The alerts would come through as a text message, a phone call or a notification from the application.
Patients could also access the app through the Queue website.
The app would be free for users.
"It comes down to health-care accessibility and public health care," he said.
Emely Poitras, a spokesperson for Horizon Health Network, said that under the triage system used by emergency rooms, the sickest and most vulnerable patients are cared for first.
She said patients with symptoms such as chest pain, for example, would fall under Levels 1 or 2, and would be examined and treated immediately.
Wait times for patients with non-urgent symptoms, such as sore throat, can vary considerably and can often be treated faster by using other healthcare options like a family doctor, nurse practitioner, after-hours or walk-in clinics, Tele-Care 811, and local pharmacist.
'An interesting concept'
The Fredericton startup was founded during a business competition in February called Startup Weekend, which included entrepreneurs from across the province.
Although the app is in its early stages, founders are hopeful it will take off soon and said they are working with the New Brunswick Medical Society and Horizon Health Network to discuss implementation.
"We find the concept interesting," said Emely Poitras, a spokesperson with Horizon Health Network. "However, it is too early for us to determine its feasibility at this time.
"We do look forward to learning more about this app and its uses."

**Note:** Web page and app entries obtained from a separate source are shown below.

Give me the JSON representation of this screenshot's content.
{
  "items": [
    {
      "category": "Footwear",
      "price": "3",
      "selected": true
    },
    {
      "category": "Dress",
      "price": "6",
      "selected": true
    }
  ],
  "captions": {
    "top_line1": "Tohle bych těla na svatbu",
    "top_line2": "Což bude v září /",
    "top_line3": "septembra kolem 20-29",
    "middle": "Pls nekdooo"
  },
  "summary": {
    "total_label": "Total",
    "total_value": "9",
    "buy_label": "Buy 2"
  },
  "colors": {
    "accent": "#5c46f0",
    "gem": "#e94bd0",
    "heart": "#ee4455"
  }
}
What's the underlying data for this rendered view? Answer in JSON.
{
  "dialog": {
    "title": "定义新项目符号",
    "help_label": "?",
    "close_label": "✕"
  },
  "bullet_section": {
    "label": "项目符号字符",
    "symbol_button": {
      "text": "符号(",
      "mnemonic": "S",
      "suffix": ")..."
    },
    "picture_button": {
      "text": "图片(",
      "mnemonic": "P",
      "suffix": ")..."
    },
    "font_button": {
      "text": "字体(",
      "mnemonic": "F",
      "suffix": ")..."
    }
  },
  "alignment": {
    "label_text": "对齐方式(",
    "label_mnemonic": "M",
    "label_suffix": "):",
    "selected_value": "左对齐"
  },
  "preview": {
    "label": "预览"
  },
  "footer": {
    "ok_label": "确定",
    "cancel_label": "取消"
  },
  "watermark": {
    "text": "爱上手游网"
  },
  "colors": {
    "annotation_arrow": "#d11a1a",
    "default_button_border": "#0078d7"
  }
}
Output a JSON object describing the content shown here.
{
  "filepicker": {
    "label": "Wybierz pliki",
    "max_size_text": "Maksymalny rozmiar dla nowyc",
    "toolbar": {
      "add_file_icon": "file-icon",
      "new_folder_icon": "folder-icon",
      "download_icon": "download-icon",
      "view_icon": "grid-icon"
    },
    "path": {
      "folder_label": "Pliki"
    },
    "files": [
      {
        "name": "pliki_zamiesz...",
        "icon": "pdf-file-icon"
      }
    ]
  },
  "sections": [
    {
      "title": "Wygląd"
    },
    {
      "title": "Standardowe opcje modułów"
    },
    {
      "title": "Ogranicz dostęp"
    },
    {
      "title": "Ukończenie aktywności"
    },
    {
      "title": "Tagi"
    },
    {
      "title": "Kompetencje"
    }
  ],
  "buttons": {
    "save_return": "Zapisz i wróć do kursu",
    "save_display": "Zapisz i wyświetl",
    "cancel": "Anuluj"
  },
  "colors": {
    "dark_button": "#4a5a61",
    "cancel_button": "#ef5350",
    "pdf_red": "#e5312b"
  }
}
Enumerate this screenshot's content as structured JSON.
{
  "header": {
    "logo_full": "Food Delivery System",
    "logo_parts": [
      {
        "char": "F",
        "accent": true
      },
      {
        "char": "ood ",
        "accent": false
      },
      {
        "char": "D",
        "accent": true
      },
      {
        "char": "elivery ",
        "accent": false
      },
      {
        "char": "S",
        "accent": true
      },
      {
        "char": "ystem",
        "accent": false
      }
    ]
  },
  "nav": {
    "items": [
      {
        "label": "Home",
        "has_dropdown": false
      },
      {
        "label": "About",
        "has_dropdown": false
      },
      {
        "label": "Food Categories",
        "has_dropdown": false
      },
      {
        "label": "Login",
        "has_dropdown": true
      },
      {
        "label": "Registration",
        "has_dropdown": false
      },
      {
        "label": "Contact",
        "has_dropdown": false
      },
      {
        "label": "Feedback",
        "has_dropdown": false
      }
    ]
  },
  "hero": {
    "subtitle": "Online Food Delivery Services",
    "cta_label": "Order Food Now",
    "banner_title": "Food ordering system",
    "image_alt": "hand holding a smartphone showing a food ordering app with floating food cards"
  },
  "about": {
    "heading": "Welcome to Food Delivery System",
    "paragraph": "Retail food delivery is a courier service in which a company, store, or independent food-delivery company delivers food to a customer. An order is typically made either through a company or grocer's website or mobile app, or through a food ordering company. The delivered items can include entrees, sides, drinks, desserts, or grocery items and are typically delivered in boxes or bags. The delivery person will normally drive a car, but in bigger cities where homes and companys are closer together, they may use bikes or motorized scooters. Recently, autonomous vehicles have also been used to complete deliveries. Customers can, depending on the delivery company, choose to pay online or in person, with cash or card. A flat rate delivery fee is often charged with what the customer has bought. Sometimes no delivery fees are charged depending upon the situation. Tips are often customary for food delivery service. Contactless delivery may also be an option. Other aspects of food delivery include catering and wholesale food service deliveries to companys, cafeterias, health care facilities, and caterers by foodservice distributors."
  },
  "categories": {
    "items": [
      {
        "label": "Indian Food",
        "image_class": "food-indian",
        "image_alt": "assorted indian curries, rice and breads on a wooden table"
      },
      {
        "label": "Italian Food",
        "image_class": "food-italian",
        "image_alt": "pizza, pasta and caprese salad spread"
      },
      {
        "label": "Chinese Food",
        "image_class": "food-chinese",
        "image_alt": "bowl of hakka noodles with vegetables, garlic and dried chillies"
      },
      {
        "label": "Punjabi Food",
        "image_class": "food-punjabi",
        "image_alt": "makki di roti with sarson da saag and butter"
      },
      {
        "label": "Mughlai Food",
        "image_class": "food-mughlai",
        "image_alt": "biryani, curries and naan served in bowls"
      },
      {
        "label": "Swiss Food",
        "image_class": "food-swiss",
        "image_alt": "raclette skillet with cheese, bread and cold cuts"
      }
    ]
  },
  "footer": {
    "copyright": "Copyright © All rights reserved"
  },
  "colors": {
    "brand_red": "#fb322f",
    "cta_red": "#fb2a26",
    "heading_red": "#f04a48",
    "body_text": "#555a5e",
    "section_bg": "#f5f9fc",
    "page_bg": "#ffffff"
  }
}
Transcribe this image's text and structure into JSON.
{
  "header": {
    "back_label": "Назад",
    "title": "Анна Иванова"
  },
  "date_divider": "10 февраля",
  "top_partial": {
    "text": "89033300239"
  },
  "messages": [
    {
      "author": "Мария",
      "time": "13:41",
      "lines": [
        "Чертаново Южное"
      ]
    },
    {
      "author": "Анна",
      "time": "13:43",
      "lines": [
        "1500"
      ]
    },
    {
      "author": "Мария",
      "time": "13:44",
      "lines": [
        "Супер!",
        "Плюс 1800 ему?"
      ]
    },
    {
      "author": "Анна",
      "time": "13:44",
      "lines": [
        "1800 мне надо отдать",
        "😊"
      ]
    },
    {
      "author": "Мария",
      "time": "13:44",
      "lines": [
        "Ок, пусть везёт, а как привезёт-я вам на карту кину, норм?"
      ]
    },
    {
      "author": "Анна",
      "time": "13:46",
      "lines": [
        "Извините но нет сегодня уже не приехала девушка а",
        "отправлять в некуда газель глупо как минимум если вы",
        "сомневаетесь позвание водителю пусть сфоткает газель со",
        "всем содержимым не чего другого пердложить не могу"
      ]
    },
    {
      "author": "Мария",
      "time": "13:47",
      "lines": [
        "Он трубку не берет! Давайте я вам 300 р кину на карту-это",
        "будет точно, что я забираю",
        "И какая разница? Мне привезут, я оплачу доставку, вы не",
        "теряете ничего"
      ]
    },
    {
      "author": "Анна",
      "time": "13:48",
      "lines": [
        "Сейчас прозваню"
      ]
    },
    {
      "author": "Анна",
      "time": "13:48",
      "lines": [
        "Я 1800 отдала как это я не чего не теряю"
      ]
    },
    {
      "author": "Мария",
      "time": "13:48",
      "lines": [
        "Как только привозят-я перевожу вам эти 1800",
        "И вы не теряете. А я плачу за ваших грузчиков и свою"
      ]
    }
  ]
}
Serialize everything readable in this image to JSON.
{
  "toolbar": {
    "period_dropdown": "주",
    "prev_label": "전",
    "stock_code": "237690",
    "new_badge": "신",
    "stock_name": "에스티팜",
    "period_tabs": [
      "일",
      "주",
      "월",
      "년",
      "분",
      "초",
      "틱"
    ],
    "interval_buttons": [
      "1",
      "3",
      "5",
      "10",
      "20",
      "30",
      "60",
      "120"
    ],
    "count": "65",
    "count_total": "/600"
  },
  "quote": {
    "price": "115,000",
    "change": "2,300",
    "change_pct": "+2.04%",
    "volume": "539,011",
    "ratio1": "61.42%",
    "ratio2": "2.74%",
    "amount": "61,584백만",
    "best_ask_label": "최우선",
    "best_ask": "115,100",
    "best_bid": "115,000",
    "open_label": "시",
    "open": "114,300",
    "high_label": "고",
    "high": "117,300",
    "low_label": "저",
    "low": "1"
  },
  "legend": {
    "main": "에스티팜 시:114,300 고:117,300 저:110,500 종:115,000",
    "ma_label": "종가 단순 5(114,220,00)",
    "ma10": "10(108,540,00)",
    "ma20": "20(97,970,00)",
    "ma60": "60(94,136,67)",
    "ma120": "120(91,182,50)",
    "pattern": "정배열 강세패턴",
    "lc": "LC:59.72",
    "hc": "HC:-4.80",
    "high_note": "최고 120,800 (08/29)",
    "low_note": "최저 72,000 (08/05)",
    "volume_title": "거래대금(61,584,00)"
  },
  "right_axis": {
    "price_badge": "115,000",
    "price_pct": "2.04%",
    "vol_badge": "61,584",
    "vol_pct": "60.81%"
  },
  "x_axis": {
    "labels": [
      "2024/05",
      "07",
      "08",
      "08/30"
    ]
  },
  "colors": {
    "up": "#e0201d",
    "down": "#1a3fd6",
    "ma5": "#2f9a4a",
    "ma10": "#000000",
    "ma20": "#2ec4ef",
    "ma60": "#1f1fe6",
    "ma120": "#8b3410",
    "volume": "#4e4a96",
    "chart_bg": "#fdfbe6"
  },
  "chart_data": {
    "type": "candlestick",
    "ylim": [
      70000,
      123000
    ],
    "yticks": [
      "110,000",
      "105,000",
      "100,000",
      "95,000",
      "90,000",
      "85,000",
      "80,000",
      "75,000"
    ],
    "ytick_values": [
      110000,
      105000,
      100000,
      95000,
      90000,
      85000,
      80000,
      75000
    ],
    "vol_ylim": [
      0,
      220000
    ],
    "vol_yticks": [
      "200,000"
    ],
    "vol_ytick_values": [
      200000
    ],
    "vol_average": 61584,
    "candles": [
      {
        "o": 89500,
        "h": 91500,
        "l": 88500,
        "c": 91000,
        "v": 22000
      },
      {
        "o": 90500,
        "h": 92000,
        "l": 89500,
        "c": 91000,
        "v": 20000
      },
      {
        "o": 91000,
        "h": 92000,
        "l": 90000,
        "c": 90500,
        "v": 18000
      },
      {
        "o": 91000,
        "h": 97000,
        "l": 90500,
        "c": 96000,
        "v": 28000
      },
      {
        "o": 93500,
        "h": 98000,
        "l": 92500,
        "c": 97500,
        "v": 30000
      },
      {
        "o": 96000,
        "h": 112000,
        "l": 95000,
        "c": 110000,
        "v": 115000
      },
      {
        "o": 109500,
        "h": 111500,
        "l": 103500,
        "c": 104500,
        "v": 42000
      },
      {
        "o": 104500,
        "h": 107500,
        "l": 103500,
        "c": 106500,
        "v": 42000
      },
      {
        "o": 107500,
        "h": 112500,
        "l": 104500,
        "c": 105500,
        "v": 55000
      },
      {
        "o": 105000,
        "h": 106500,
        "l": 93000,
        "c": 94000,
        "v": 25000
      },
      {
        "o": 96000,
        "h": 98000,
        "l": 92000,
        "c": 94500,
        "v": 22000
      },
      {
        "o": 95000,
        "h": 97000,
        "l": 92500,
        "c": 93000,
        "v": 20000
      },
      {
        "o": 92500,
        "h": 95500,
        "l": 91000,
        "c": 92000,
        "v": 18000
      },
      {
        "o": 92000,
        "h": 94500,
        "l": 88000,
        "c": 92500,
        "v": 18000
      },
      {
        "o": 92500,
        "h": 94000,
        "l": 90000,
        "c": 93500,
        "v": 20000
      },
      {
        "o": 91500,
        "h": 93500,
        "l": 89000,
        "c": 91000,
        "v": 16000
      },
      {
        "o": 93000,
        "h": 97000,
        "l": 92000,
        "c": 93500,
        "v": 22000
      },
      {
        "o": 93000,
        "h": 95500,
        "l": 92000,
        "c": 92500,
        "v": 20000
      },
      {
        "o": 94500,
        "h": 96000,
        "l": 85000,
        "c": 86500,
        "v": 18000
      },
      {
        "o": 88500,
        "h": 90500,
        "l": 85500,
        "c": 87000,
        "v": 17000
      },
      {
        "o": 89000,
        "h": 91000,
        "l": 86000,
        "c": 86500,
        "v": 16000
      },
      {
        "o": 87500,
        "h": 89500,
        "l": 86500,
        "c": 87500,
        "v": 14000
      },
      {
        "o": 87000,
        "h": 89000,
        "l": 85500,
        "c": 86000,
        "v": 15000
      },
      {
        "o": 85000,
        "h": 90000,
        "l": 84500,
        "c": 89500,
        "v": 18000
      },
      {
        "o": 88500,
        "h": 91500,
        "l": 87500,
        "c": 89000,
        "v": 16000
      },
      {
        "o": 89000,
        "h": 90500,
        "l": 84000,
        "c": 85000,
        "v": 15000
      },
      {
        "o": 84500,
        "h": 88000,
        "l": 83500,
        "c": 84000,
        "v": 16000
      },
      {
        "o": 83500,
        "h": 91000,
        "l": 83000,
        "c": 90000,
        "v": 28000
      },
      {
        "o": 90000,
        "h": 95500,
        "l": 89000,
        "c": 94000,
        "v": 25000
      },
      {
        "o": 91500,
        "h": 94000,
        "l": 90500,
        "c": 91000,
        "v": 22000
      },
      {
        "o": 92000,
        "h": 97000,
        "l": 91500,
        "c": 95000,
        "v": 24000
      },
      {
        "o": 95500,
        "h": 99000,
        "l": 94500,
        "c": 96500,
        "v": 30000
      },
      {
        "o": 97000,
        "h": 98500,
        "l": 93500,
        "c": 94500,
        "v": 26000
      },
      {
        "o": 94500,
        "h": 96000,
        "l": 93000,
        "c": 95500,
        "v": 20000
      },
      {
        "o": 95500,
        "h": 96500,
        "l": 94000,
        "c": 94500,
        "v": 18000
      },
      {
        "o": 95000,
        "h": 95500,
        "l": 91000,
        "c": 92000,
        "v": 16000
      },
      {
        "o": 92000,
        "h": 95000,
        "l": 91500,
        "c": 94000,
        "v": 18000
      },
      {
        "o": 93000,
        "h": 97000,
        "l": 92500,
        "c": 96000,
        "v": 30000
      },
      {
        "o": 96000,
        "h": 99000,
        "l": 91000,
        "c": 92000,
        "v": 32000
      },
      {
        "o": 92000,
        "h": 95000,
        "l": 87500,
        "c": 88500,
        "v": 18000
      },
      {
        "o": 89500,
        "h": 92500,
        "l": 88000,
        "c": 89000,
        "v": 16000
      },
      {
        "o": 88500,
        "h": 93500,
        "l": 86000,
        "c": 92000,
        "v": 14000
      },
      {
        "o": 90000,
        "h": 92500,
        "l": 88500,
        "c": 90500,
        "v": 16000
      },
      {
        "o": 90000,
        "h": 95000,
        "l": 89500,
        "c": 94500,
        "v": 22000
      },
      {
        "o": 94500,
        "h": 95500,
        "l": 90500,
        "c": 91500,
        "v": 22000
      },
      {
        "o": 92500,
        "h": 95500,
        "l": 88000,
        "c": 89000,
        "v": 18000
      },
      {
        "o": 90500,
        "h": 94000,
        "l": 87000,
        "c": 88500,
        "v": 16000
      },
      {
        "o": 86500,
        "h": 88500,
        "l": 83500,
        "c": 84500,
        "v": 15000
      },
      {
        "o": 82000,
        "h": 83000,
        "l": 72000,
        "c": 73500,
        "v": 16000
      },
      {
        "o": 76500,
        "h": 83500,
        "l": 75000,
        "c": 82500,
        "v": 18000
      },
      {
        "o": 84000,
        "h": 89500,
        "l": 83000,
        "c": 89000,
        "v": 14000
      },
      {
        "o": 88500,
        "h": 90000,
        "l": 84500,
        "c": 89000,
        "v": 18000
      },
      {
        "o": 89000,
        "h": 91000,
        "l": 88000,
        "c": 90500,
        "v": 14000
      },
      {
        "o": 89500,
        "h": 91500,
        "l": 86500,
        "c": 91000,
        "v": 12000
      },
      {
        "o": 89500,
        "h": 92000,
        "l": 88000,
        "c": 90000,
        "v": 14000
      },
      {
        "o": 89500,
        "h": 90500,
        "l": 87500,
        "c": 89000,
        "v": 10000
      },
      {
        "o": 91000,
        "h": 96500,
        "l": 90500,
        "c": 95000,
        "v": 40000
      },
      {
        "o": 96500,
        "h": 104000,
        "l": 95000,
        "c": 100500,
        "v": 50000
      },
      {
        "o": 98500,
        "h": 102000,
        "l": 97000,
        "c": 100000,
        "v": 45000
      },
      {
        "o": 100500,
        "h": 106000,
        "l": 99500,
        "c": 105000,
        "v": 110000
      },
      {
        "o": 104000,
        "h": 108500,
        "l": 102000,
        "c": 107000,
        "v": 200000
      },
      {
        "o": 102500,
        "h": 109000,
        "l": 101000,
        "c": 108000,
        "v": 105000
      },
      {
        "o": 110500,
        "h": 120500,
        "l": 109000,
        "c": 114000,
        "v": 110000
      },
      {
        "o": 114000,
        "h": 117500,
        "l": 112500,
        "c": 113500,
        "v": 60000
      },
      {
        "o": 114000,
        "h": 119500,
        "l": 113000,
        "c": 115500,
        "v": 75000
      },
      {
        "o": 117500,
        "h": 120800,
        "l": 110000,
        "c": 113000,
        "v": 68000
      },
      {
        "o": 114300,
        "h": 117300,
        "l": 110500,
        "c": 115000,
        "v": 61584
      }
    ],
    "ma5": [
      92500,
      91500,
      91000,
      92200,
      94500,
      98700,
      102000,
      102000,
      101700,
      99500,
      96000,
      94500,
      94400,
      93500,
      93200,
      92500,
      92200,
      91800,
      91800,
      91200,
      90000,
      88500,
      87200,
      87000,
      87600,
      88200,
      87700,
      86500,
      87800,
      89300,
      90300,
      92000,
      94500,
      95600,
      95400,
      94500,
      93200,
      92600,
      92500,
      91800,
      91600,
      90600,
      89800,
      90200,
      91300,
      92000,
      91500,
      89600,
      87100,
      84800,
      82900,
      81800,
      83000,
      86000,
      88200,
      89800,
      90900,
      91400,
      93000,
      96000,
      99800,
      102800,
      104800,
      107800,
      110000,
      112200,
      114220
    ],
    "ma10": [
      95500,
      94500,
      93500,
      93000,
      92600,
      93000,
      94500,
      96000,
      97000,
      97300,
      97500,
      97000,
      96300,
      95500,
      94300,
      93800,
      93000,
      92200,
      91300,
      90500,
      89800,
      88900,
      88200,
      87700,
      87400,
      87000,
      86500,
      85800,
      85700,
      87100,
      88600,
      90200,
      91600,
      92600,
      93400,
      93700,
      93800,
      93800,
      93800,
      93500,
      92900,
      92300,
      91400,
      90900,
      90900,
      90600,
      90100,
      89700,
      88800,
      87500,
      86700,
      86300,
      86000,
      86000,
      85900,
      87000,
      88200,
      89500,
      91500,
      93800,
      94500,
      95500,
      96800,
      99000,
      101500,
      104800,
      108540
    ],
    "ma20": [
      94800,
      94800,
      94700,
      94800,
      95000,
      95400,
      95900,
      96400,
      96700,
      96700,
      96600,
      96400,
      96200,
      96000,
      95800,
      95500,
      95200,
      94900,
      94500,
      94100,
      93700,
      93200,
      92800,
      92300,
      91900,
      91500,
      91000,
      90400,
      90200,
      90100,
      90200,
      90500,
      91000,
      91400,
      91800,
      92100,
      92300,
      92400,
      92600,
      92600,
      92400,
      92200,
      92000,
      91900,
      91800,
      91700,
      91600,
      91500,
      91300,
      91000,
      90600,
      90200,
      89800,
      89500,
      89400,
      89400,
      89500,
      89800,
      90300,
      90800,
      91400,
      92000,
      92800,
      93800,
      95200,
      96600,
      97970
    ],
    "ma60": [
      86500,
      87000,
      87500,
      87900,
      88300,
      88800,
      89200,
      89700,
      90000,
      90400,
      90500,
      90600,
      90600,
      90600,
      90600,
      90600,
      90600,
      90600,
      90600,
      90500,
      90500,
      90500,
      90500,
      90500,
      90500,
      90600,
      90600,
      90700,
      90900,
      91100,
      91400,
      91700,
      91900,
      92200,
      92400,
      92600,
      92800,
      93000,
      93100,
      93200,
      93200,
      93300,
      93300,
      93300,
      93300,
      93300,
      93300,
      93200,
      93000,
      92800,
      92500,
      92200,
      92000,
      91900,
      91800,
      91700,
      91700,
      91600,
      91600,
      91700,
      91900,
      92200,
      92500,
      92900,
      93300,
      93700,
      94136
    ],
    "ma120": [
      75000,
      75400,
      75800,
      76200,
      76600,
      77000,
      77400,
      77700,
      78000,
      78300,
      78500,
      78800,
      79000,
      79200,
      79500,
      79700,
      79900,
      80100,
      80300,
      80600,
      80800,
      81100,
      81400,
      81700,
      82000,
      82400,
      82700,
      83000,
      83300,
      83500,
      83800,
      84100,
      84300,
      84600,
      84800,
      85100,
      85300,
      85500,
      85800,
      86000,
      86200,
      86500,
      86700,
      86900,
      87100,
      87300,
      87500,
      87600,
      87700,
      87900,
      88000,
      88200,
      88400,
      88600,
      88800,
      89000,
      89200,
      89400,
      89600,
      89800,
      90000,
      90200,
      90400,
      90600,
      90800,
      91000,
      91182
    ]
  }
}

Anthony Knight, CEO of the New Brunswick Medical Society, said there are a number of private-sector developers like Queue that are looking to enter the health-care system in Canada.
Knight hasn't met with Queue and doesn't have anything scheduled.
But he said the app might encourage patients to choose one emergency room over another in the province, as some patients want to have a sense of the time they might have to wait in certain parts of the province.
"It's certainly information that patients could benefit from if they're trying to decide whether or not to attend an emergency rooms," he said.
With files from Information Morning Fredericton